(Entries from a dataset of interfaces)
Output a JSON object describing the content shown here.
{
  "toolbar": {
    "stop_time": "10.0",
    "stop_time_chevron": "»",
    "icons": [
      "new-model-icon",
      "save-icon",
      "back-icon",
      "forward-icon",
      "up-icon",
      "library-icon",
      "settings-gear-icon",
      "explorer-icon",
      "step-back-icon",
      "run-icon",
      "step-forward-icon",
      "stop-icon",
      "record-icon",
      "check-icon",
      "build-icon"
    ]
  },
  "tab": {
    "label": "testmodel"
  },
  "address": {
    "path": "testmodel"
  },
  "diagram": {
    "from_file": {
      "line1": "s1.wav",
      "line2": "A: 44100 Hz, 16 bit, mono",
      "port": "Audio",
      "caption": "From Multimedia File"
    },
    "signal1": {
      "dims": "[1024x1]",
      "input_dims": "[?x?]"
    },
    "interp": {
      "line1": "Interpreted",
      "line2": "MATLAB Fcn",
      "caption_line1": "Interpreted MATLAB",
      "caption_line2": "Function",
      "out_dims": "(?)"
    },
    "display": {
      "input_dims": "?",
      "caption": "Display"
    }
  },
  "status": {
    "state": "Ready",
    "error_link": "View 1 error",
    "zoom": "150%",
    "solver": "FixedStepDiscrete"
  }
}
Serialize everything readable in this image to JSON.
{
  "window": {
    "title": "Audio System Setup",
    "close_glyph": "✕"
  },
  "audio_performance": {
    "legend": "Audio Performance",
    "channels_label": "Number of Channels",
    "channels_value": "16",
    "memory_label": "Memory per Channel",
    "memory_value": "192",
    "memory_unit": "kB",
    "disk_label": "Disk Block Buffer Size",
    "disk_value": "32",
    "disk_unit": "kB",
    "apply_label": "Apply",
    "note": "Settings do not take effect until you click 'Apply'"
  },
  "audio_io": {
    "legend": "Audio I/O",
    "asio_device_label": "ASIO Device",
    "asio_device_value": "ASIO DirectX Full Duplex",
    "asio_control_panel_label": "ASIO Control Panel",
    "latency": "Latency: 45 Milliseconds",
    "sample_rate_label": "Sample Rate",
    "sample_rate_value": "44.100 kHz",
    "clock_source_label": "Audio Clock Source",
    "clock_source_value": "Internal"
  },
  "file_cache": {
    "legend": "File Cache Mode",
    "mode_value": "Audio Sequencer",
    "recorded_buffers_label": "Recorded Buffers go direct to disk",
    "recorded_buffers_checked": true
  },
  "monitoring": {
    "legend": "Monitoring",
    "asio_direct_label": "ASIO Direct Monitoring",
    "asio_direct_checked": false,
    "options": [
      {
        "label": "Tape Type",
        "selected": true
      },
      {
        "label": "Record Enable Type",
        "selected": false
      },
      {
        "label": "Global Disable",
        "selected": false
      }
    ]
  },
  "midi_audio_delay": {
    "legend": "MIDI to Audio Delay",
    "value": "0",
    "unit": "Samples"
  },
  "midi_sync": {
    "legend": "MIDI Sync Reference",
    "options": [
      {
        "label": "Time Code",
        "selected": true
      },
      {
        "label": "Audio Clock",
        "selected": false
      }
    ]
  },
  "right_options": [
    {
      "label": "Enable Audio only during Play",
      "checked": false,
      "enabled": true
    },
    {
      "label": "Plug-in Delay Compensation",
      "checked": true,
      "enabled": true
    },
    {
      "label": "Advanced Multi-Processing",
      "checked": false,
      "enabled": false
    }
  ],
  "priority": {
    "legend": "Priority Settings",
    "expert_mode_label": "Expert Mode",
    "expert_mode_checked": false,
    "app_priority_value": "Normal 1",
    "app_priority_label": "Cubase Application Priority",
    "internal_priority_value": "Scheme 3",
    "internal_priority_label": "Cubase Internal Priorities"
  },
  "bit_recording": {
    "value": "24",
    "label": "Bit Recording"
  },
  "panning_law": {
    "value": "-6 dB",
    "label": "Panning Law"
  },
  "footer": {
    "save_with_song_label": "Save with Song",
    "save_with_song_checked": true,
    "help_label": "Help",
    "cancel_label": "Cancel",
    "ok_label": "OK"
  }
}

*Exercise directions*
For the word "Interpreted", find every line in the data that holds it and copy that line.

*Answer space*
      "line1": "Interpreted",
      "caption_line1": "Interpreted MATLAB",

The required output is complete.